BEGIN SOURCE RECORDS

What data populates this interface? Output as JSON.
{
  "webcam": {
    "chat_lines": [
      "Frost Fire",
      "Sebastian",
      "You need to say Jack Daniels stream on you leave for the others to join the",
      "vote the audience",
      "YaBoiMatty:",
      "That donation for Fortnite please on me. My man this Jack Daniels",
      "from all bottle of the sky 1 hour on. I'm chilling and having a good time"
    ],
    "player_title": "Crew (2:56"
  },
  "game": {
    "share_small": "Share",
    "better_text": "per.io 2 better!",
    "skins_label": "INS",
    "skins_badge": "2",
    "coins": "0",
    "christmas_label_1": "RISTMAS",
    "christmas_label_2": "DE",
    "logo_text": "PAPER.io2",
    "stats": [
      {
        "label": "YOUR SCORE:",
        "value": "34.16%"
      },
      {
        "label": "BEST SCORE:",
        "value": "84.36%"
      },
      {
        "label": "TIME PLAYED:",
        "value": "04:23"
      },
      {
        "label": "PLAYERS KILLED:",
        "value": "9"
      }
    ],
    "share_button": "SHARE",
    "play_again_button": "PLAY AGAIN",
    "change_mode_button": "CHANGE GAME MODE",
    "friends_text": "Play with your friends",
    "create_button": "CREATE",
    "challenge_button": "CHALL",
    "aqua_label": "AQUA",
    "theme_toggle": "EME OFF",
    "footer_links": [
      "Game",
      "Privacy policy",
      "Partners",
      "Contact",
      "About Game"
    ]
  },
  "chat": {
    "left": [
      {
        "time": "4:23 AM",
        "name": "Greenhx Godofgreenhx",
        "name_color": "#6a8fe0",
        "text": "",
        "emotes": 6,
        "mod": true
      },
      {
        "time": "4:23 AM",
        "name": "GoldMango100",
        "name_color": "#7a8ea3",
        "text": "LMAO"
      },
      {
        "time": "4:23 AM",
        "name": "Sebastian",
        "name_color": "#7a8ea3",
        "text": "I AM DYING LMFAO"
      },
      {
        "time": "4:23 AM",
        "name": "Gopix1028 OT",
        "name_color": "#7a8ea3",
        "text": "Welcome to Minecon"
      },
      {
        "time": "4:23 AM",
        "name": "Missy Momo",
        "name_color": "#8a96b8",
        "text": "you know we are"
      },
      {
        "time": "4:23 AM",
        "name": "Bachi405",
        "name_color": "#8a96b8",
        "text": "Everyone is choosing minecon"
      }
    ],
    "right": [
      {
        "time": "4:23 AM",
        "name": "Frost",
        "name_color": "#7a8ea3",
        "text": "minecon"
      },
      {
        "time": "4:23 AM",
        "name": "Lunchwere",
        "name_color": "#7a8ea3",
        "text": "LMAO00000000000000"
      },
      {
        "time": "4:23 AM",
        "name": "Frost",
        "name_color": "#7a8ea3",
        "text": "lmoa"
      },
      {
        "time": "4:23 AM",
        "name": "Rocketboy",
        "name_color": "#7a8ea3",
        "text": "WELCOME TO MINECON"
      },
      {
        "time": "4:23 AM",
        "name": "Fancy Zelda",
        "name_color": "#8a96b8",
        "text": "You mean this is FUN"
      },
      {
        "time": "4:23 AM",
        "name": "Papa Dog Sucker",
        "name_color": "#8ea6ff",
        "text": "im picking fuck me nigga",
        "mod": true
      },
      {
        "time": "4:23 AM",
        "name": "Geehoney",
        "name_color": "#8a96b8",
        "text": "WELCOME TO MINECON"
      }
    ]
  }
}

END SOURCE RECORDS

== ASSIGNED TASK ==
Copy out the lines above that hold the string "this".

== OUTPUT ==
What data populates this interface? Output as JSON.
      "That donation for Fortnite please on me. My man this Jack Daniels",
        "text": "You mean this is FUN"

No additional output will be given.